As of right now, I am employed again. I am a writer. This is not my hobby, this is not a game. This is my craft. It’s important. And I’m going to do it.
So, thank you Chris at Sapphire Books Publishing who is not only a fantastic person, but a tough, take no shit publisher. I needed that kick in the head. I needed it.
And for the record, I wrote 1500 words today after I got that message. Hey, I’m on a deadline now.
I have to admit that I never understood the urge to co-author a book. Oh, sure, if Neil Gaiman asked me to co-author a book with him, I would say, “Yes,” but only because it’s Neil Gaiman and I would be able to meet my favorite author and hopefully, his incredibly talented and gorgeous wife.
But I digress.

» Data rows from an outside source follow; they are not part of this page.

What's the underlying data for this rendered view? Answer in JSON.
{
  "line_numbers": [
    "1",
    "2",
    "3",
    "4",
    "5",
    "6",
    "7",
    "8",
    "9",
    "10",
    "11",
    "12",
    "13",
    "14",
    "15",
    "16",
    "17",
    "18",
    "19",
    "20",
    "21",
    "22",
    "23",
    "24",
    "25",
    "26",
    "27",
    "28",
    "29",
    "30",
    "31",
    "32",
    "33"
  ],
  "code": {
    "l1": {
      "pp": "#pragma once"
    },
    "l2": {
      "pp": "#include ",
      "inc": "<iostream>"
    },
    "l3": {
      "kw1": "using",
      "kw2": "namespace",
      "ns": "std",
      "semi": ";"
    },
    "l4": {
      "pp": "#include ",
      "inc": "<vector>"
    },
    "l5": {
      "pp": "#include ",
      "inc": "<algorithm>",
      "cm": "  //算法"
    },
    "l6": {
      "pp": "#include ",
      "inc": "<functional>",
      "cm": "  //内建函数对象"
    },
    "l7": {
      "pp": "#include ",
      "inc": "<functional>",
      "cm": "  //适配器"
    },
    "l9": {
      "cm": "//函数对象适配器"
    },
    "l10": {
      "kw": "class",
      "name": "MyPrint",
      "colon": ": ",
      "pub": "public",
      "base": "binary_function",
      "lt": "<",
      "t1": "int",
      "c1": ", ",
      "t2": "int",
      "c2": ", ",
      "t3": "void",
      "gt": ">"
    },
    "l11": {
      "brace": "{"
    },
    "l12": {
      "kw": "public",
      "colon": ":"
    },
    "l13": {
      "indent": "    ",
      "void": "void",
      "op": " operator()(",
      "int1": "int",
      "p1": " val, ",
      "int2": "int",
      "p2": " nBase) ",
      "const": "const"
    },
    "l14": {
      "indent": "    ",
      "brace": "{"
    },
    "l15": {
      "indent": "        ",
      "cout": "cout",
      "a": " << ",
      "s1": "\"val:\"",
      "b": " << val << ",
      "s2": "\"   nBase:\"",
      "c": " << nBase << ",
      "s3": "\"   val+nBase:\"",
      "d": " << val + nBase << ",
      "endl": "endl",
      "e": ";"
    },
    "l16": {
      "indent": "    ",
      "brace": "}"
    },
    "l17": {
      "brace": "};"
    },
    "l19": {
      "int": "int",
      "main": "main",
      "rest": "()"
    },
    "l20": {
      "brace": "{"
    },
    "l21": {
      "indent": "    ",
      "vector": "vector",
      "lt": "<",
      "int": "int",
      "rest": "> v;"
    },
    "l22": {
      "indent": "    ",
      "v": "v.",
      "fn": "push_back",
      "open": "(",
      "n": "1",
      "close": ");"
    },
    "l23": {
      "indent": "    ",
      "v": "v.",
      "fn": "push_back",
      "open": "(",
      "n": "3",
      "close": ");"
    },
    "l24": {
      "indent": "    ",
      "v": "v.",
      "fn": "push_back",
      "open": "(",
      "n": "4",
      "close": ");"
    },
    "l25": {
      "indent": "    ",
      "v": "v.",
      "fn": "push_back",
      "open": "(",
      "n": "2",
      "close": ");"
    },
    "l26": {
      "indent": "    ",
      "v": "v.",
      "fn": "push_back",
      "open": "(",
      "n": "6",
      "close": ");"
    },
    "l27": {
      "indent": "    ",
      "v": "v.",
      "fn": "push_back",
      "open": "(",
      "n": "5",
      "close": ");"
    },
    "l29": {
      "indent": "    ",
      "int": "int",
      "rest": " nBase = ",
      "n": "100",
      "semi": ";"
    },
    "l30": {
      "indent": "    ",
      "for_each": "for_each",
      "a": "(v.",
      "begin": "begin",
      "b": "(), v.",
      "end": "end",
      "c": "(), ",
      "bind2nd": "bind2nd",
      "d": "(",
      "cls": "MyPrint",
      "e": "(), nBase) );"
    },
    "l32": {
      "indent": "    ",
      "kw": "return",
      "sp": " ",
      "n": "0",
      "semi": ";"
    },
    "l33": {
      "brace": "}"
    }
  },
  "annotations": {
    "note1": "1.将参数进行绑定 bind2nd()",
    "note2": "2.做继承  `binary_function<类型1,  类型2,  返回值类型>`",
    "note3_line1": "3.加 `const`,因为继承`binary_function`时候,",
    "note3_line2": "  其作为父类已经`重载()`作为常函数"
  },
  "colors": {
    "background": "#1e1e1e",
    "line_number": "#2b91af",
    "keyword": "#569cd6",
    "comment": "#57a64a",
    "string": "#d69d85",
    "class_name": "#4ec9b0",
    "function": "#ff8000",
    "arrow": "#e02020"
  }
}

The thing is, I find writing to be such a solitary activity. You are completely inside of your own head, your own soul. You have to dig into recesses in the deep, dark places and access that stuff that you don’t share with anyone. Ever. Then, you wrap that shit up into your character’s personality flaws or past experiences, get rid of the *really* squirrelly stuff in the editing process and let it go.
Co-authoring means you have to allow someone else access to all of that crap. Someone else gets to see the ugly stuff. Someone else gets to see what goes on behind the curtains. Someone else gets to see the pure, unvarnished you, whether it shows you in a good light, a bad light, or a terribly embarrassing light. It has got to be terrifying.
The thing is that even with having a blog where I talk about my thoughts and feelings and insecurities doesn’t mean that I am opening my ENTIRE self up to the world. I still edit these posts. I still sometimes go back and say, “Oh, man. That is too much. Not that. Nope.” Yes, there are my real thoughts… these are my real feelings. But they’re not the low down, raw and bare thoughts that come out in private journals in the deep, dark recesses of the night.
So what happens when you decide you are not only going to co-write a book with a friend, but that it is going to be about such a deeply personal subject that the entire thing will consist of laying bare these raw emotions, dissecting them, and putting them back together with another person? Terror, that’s what. Trust plays a big part in it… but trusting someone to love you unconditionally and then giving them everything you have ever done wrong, or thought in the middle of the night, or worried about, or wished for, or desired, or hated, or cried about takes a huge leap of faith in the other person. And in yourself.
But (and I do have a point and it is an important one to remember, at least for me) writers have to write about the hard stuff, even if it hurts. And when an idea comes and the idea is good, a writer is being a coward or an asshole if she ignores the idea. If the idea is there, begging for attention, then it is because that idea needs to be written. So, I have recently been half of a two person team that came up with an amazing idea, or series of ideas for at least another two books. And the idea of sharing all of that inner shit with someone is dead terrifying. But the idea of being untrue to myself as a writer and refusing the idea altogether is untenable.